• _What you should do_:
Without including any pictures, return the records below exactly as written.

*** Provided material ***

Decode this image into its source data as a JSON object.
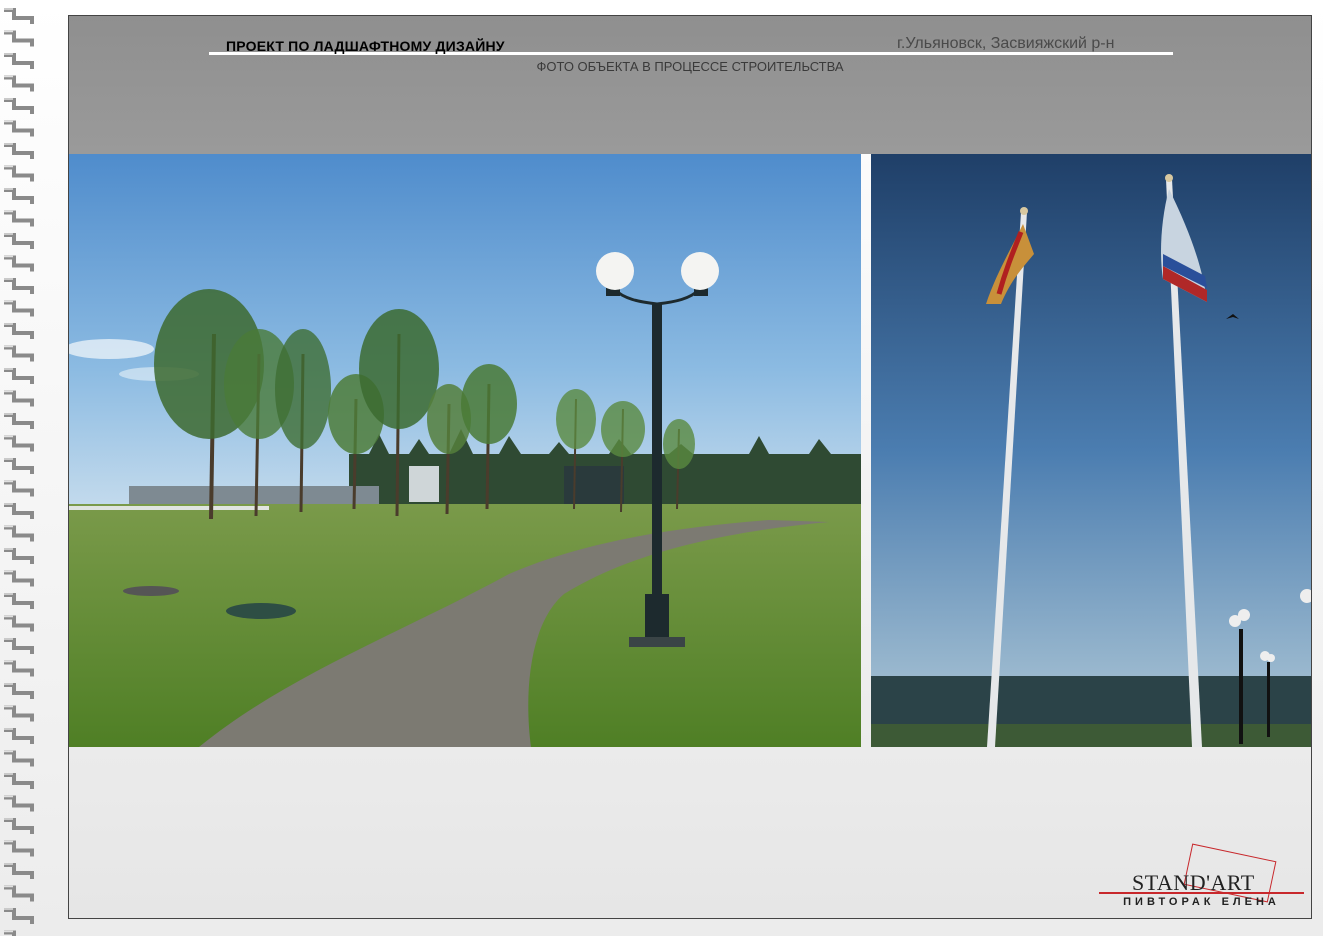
{
  "header": {
    "title": "ПРОЕКТ ПО ЛАДШАФТНОМУ ДИЗАЙНУ",
    "location": "г.Ульяновск, Засвияжский р-н",
    "subtitle": "ФОТО ОБЪЕКТА В ПРОЦЕССЕ СТРОИТЕЛЬСТВА"
  },
  "logo": {
    "name": "STAND'ART",
    "author": "ПИВТОРАК ЕЛЕНА"
  },
  "colors": {
    "header_band": "#959595",
    "logo_accent": "#c8282c",
    "sky": "#5e9bd0",
    "grass": "#5d8a2e"
  }
}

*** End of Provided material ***

• _Your response_:
Decode this image into its source data as a JSON object.
{
  "header": {
    "title": "ПРОЕКТ ПО ЛАДШАФТНОМУ ДИЗАЙНУ",
    "location": "г.Ульяновск, Засвияжский р-н",
    "subtitle": "ФОТО ОБЪЕКТА В ПРОЦЕССЕ СТРОИТЕЛЬСТВА"
  },
  "logo": {
    "name": "STAND'ART",
    "author": "ПИВТОРАК ЕЛЕНА"
  },
  "colors": {
    "header_band": "#959595",
    "logo_accent": "#c8282c",
    "sky": "#5e9bd0",
    "grass": "#5d8a2e"
  }
}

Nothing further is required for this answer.